Data provided ->
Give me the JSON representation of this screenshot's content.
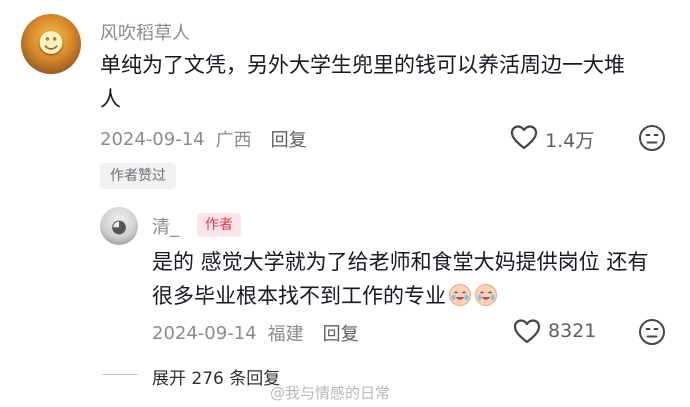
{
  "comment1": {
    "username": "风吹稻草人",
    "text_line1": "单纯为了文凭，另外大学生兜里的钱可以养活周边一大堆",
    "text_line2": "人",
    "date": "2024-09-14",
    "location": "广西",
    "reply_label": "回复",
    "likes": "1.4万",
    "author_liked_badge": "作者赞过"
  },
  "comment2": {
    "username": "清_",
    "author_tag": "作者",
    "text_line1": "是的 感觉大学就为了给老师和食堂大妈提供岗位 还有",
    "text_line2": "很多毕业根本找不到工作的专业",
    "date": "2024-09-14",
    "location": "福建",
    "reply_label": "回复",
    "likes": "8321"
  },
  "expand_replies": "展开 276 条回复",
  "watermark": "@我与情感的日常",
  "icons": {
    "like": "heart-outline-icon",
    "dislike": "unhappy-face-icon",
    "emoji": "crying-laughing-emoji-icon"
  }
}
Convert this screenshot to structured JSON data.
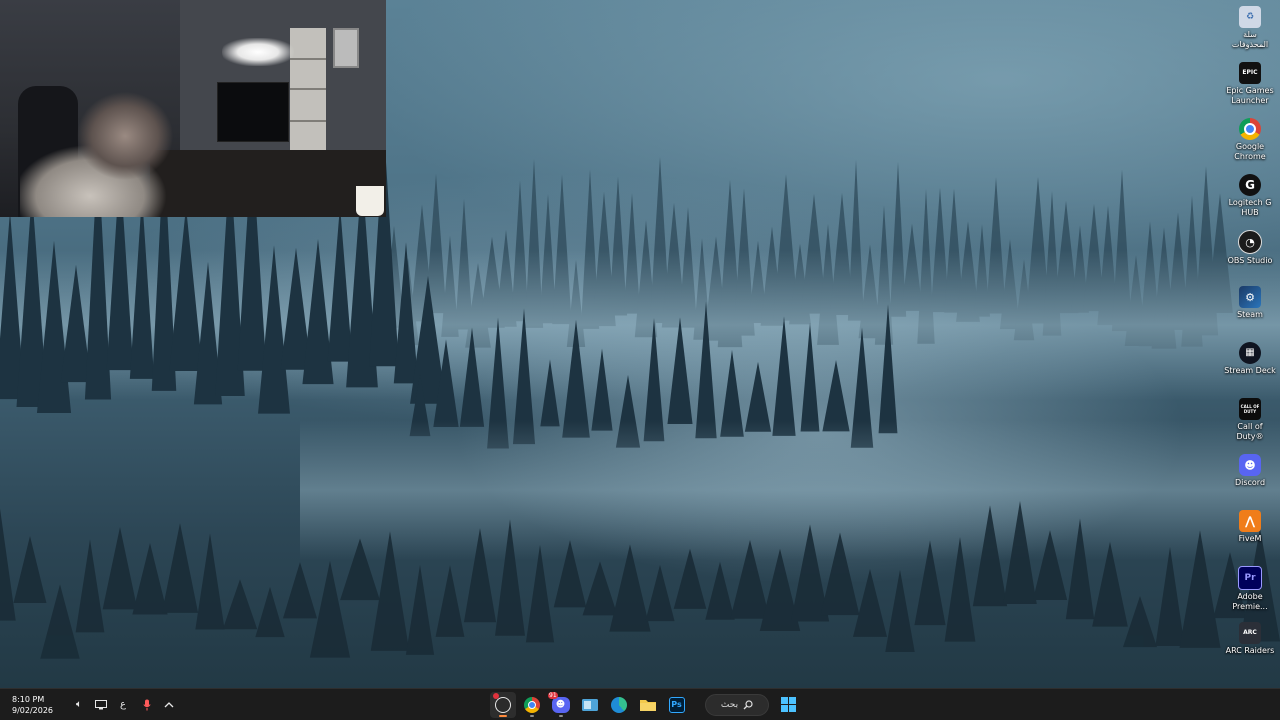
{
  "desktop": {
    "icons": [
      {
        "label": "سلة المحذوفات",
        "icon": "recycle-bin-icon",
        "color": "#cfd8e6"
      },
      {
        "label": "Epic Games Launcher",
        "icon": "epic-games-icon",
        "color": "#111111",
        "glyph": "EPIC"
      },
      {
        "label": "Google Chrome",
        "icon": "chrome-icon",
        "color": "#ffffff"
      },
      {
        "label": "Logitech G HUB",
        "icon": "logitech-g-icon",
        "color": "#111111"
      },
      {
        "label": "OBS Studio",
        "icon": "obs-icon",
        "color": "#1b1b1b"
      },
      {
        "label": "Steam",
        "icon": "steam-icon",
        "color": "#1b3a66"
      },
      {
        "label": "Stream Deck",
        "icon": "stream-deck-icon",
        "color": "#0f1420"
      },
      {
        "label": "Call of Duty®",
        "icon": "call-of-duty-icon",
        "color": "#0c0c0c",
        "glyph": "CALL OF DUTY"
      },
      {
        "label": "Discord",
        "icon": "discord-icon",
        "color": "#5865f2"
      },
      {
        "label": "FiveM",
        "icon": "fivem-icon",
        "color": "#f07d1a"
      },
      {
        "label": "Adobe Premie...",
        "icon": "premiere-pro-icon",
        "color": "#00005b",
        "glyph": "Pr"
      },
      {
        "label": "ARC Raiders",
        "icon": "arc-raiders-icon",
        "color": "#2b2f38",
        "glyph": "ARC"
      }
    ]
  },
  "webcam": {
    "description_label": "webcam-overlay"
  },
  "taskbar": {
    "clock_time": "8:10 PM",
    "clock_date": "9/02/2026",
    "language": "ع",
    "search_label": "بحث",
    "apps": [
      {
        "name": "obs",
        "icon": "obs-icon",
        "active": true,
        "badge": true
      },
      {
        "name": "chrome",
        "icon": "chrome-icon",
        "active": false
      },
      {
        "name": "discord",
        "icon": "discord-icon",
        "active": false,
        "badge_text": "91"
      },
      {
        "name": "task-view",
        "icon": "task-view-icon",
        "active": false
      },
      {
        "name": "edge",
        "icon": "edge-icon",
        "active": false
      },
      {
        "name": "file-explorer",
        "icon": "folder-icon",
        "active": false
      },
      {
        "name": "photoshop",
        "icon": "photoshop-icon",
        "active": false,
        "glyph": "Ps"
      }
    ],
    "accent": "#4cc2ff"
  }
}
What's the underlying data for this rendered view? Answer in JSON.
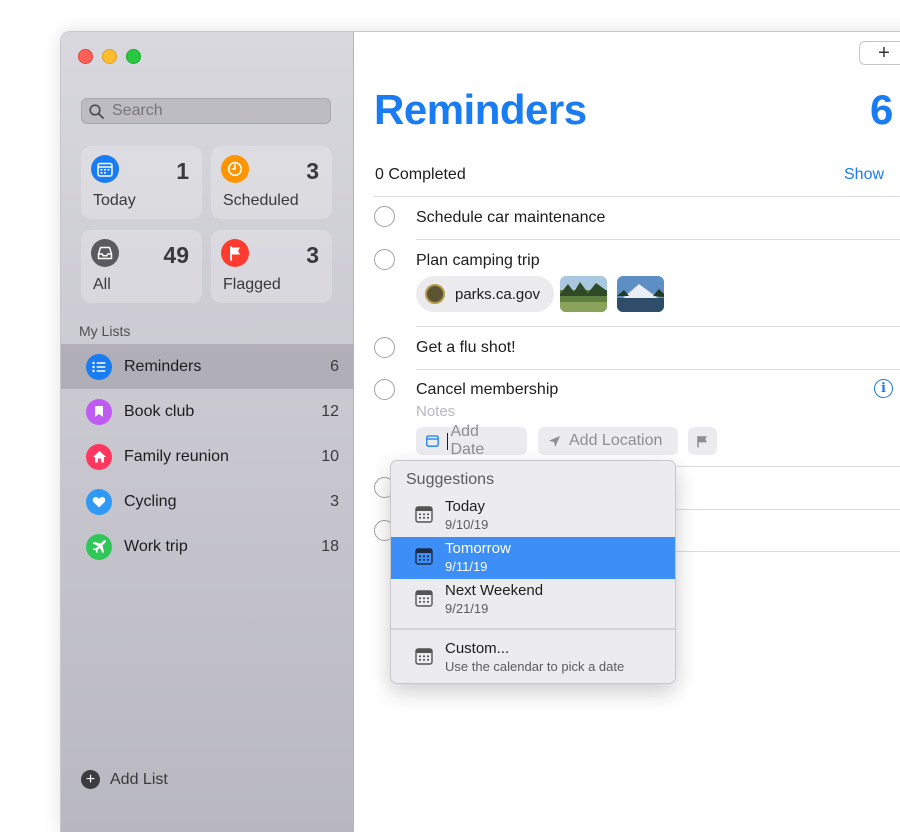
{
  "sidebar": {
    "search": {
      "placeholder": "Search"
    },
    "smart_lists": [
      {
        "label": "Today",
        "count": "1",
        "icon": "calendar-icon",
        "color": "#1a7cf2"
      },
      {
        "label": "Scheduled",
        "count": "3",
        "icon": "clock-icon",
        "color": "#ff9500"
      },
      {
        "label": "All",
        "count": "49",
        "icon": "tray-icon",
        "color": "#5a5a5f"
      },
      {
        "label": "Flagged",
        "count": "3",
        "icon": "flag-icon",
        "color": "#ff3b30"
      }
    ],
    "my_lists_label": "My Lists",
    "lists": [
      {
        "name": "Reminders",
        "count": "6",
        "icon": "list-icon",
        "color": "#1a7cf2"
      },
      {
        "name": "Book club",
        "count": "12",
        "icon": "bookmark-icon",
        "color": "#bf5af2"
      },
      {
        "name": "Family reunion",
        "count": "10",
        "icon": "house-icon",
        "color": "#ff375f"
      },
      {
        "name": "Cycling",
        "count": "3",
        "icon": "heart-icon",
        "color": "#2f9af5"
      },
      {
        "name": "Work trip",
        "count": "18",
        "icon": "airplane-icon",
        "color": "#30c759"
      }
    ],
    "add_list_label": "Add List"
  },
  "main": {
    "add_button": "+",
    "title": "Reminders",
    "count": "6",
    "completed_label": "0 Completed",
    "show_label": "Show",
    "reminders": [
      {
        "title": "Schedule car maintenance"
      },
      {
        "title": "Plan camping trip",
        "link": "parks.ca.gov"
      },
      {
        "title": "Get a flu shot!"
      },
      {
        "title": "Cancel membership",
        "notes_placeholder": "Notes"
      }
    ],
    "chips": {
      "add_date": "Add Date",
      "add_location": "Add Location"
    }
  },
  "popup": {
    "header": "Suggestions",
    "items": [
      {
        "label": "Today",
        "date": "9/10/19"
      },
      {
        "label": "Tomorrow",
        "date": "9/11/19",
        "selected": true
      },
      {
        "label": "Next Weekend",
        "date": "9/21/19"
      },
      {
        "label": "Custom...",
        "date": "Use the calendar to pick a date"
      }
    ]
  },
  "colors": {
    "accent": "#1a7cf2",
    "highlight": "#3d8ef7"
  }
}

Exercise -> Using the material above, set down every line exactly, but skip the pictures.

Output for this task ->
Give me the JSON representation of this screenshot's content.
{
  "comment1": {
    "username": "风吹稻草人",
    "text_line1": "单纯为了文凭，另外大学生兜里的钱可以养活周边一大堆",
    "text_line2": "人",
    "date": "2024-09-14",
    "location": "广西",
    "reply_label": "回复",
    "likes": "1.4万",
    "author_liked_badge": "作者赞过"
  },
  "comment2": {
    "username": "清_",
    "author_tag": "作者",
    "text_line1": "是的 感觉大学就为了给老师和食堂大妈提供岗位 还有",
    "text_line2": "很多毕业根本找不到工作的专业",
    "date": "2024-09-14",
    "location": "福建",
    "reply_label": "回复",
    "likes": "8321"
  },
  "expand_replies": "展开 276 条回复",
  "watermark": "@我与情感的日常",
  "icons": {
    "like": "heart-outline-icon",
    "dislike": "unhappy-face-icon",
    "emoji": "crying-laughing-emoji-icon"
  }
}
Convert this screenshot to structured JSON data.
{
  "desktop": {
    "icons": [
      {
        "label": "سلة المحذوفات",
        "icon": "recycle-bin-icon",
        "color": "#cfd8e6"
      },
      {
        "label": "Epic Games Launcher",
        "icon": "epic-games-icon",
        "color": "#111111",
        "glyph": "EPIC"
      },
      {
        "label": "Google Chrome",
        "icon": "chrome-icon",
        "color": "#ffffff"
      },
      {
        "label": "Logitech G HUB",
        "icon": "logitech-g-icon",
        "color": "#111111"
      },
      {
        "label": "OBS Studio",
        "icon": "obs-icon",
        "color": "#1b1b1b"
      },
      {
        "label": "Steam",
        "icon": "steam-icon",
        "color": "#1b3a66"
      },
      {
        "label": "Stream Deck",
        "icon": "stream-deck-icon",
        "color": "#0f1420"
      },
      {
        "label": "Call of Duty®",
        "icon": "call-of-duty-icon",
        "color": "#0c0c0c",
        "glyph": "CALL OF DUTY"
      },
      {
        "label": "Discord",
        "icon": "discord-icon",
        "color": "#5865f2"
      },
      {
        "label": "FiveM",
        "icon": "fivem-icon",
        "color": "#f07d1a"
      },
      {
        "label": "Adobe Premie...",
        "icon": "premiere-pro-icon",
        "color": "#00005b",
        "glyph": "Pr"
      },
      {
        "label": "ARC Raiders",
        "icon": "arc-raiders-icon",
        "color": "#2b2f38",
        "glyph": "ARC"
      }
    ]
  },
  "webcam": {
    "description_label": "webcam-overlay"
  },
  "taskbar": {
    "clock_time": "8:10 PM",
    "clock_date": "9/02/2026",
    "language": "ع",
    "search_label": "بحث",
    "apps": [
      {
        "name": "obs",
        "icon": "obs-icon",
        "active": true,
        "badge": true
      },
      {
        "name": "chrome",
        "icon": "chrome-icon",
        "active": false
      },
      {
        "name": "discord",
        "icon": "discord-icon",
        "active": false,
        "badge_text": "91"
      },
      {
        "name": "task-view",
        "icon": "task-view-icon",
        "active": false
      },
      {
        "name": "edge",
        "icon": "edge-icon",
        "active": false
      },
      {
        "name": "file-explorer",
        "icon": "folder-icon",
        "active": false
      },
      {
        "name": "photoshop",
        "icon": "photoshop-icon",
        "active": false,
        "glyph": "Ps"
      }
    ],
    "accent": "#4cc2ff"
  }
}
What's the underlying data for this rendered view? Answer in JSON.
{
  "sidebar": {
    "search": {
      "placeholder": "Search"
    },
    "smart_lists": [
      {
        "label": "Today",
        "count": "1",
        "icon": "calendar-icon",
        "color": "#1a7cf2"
      },
      {
        "label": "Scheduled",
        "count": "3",
        "icon": "clock-icon",
        "color": "#ff9500"
      },
      {
        "label": "All",
        "count": "49",
        "icon": "tray-icon",
        "color": "#5a5a5f"
      },
      {
        "label": "Flagged",
        "count": "3",
        "icon": "flag-icon",
        "color": "#ff3b30"
      }
    ],
    "my_lists_label": "My Lists",
    "lists": [
      {
        "name": "Reminders",
        "count": "6",
        "icon": "list-icon",
        "color": "#1a7cf2"
      },
      {
        "name": "Book club",
        "count": "12",
        "icon": "bookmark-icon",
        "color": "#bf5af2"
      },
      {
        "name": "Family reunion",
        "count": "10",
        "icon": "house-icon",
        "color": "#ff375f"
      },
      {
        "name": "Cycling",
        "count": "3",
        "icon": "heart-icon",
        "color": "#2f9af5"
      },
      {
        "name": "Work trip",
        "count": "18",
        "icon": "airplane-icon",
        "color": "#30c759"
      }
    ],
    "add_list_label": "Add List"
  },
  "main": {
    "add_button": "+",
    "title": "Reminders",
    "count": "6",
    "completed_label": "0 Completed",
    "show_label": "Show",
    "reminders": [
      {
        "title": "Schedule car maintenance"
      },
      {
        "title": "Plan camping trip",
        "link": "parks.ca.gov"
      },
      {
        "title": "Get a flu shot!"
      },
      {
        "title": "Cancel membership",
        "notes_placeholder": "Notes"
      }
    ],
    "chips": {
      "add_date": "Add Date",
      "add_location": "Add Location"
    }
  },
  "popup": {
    "header": "Suggestions",
    "items": [
      {
        "label": "Today",
        "date": "9/10/19"
      },
      {
        "label": "Tomorrow",
        "date": "9/11/19",
        "selected": true
      },
      {
        "label": "Next Weekend",
        "date": "9/21/19"
      },
      {
        "label": "Custom...",
        "date": "Use the calendar to pick a date"
      }
    ]
  },
  "colors": {
    "accent": "#1a7cf2",
    "highlight": "#3d8ef7"
  }
}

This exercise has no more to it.